[[ INPUT, beginning ]]
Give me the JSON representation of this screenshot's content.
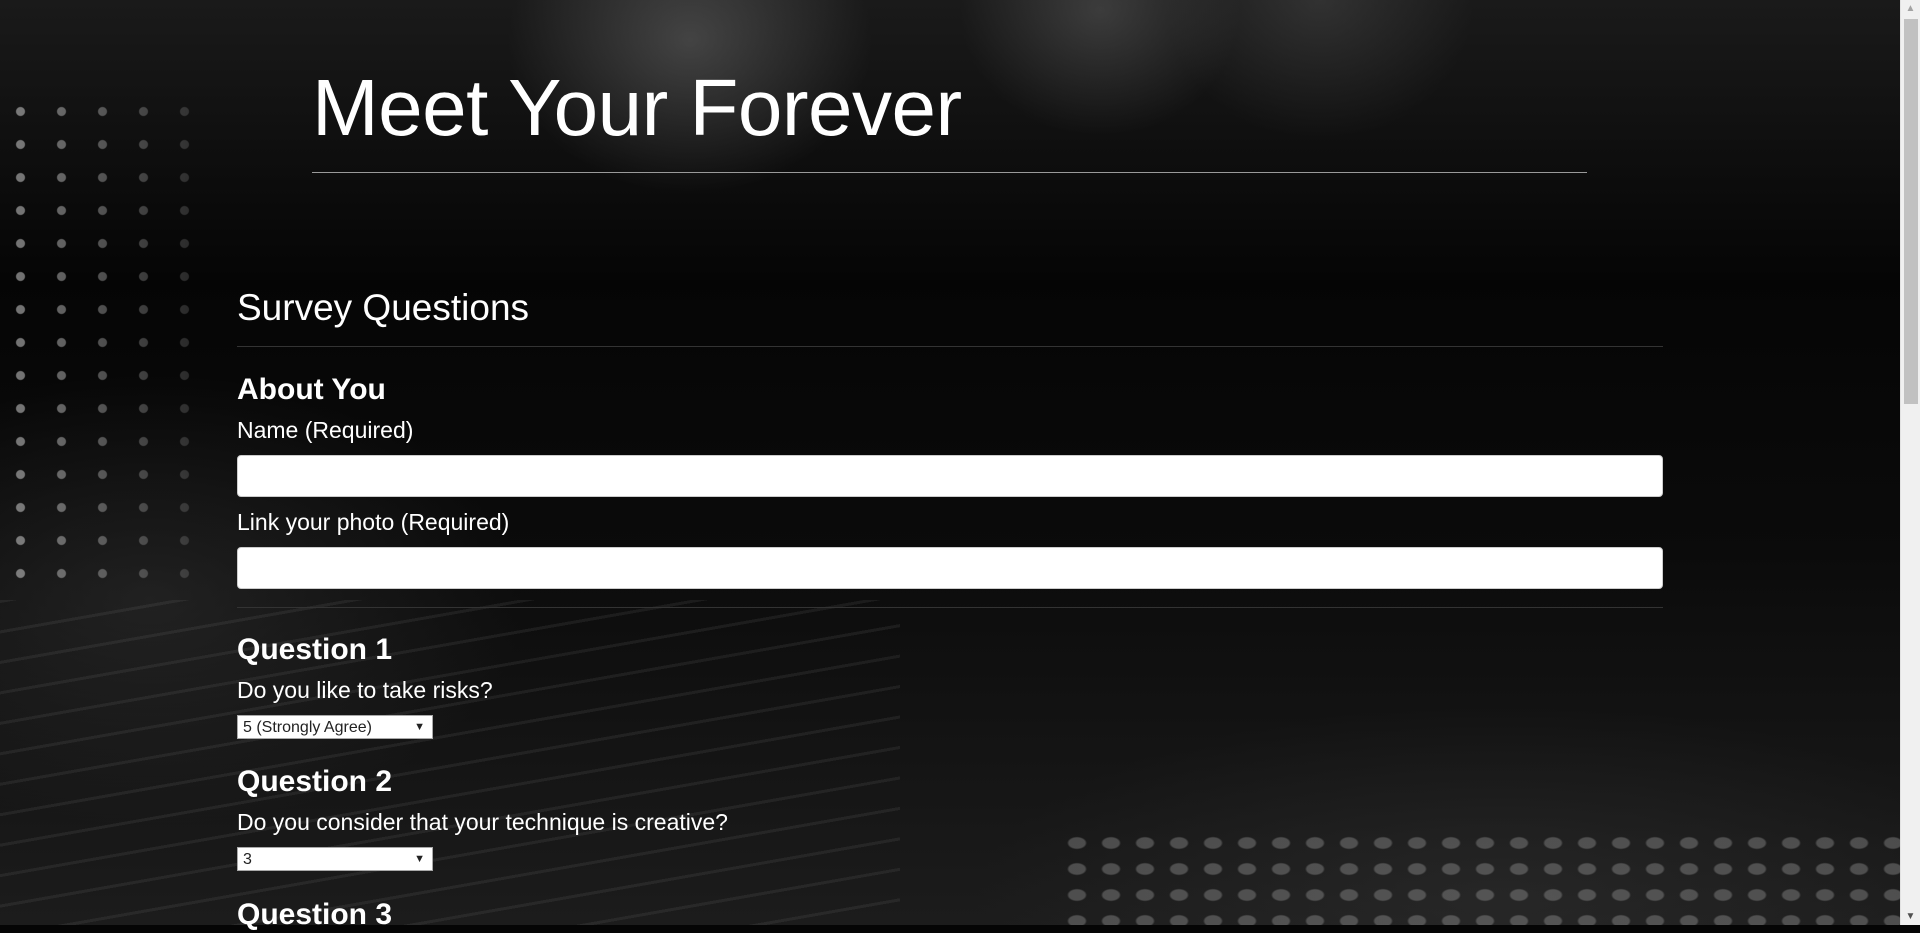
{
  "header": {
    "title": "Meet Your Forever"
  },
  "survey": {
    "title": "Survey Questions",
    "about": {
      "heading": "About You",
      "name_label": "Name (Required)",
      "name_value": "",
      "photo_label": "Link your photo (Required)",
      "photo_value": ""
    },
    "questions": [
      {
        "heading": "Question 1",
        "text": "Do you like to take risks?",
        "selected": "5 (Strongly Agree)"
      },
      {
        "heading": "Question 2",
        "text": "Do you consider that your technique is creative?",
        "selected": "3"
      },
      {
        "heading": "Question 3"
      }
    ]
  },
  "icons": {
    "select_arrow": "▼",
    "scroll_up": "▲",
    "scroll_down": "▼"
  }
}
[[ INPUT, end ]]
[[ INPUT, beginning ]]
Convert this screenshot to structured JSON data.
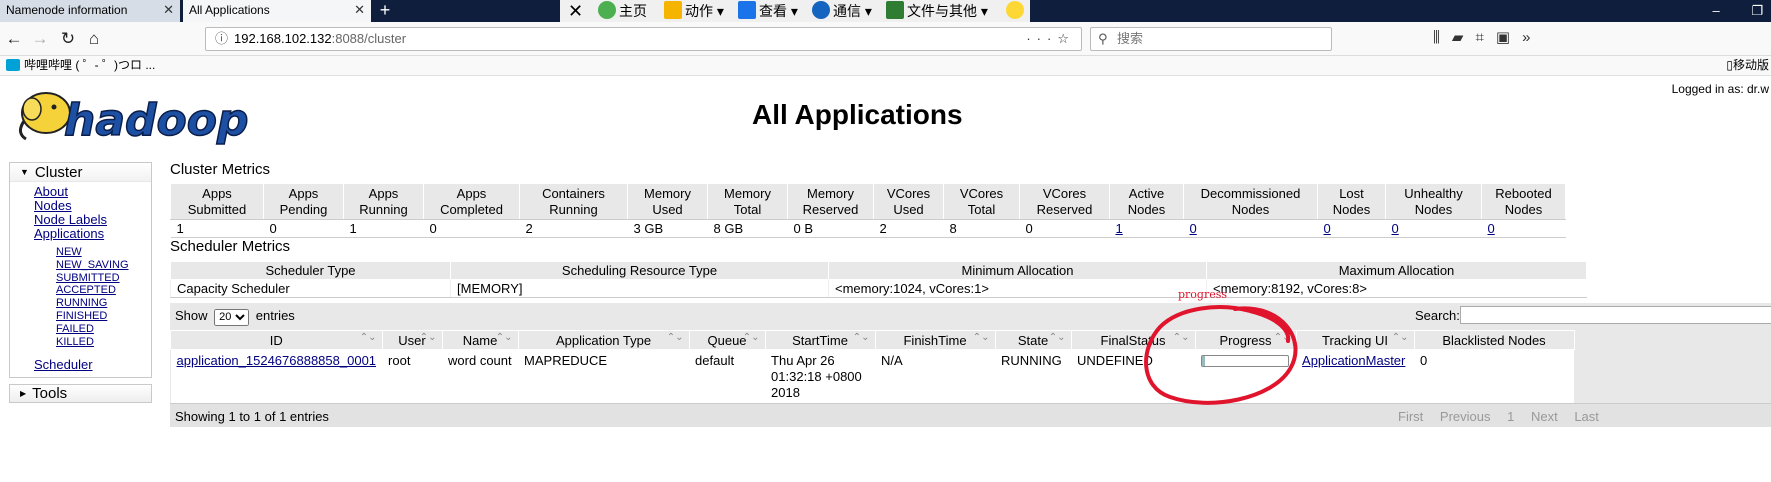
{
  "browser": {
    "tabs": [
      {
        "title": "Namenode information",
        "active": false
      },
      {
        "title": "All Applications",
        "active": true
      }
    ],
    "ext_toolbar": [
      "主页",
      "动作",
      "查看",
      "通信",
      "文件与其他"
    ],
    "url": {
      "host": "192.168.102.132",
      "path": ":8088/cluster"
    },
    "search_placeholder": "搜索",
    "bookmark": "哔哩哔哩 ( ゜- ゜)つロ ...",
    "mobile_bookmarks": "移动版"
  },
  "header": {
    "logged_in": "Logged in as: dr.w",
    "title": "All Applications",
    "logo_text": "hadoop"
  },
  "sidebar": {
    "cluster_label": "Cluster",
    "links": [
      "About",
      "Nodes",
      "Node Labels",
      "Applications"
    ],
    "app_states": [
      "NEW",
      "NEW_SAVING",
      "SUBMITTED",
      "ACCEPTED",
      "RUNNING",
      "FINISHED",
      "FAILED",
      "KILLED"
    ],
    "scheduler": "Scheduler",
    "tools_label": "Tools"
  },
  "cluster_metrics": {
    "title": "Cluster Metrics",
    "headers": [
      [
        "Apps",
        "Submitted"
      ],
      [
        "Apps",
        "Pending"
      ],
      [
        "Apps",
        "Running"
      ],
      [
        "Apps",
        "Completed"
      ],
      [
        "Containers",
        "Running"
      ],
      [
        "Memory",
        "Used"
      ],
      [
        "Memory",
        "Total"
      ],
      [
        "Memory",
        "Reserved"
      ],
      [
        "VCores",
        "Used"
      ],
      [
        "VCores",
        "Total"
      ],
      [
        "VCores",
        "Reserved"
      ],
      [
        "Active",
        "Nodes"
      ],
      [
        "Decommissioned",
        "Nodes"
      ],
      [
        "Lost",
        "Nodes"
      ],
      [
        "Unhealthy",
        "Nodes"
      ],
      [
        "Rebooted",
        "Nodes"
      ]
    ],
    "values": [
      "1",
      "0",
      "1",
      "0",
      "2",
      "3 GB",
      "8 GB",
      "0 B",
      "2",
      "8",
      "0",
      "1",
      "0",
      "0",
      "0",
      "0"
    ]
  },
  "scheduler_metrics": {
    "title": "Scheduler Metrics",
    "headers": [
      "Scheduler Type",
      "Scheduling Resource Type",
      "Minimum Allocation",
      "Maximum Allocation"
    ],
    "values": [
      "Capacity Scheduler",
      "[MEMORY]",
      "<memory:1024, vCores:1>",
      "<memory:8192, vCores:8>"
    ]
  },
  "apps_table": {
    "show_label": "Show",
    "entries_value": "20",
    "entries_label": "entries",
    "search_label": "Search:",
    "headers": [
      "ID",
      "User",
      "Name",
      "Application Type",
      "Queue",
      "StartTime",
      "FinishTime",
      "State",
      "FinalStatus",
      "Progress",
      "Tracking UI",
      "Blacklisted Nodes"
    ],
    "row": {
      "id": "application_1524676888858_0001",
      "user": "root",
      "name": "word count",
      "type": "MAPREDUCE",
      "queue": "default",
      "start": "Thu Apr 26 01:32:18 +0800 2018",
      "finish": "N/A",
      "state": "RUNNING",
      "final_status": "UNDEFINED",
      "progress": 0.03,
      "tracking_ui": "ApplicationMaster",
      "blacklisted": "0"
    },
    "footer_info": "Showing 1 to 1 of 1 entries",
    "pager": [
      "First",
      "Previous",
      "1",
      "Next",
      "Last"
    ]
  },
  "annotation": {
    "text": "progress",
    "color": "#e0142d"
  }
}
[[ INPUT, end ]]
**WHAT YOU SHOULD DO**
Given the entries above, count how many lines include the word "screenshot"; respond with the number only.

**WORKED SOLUTION**
2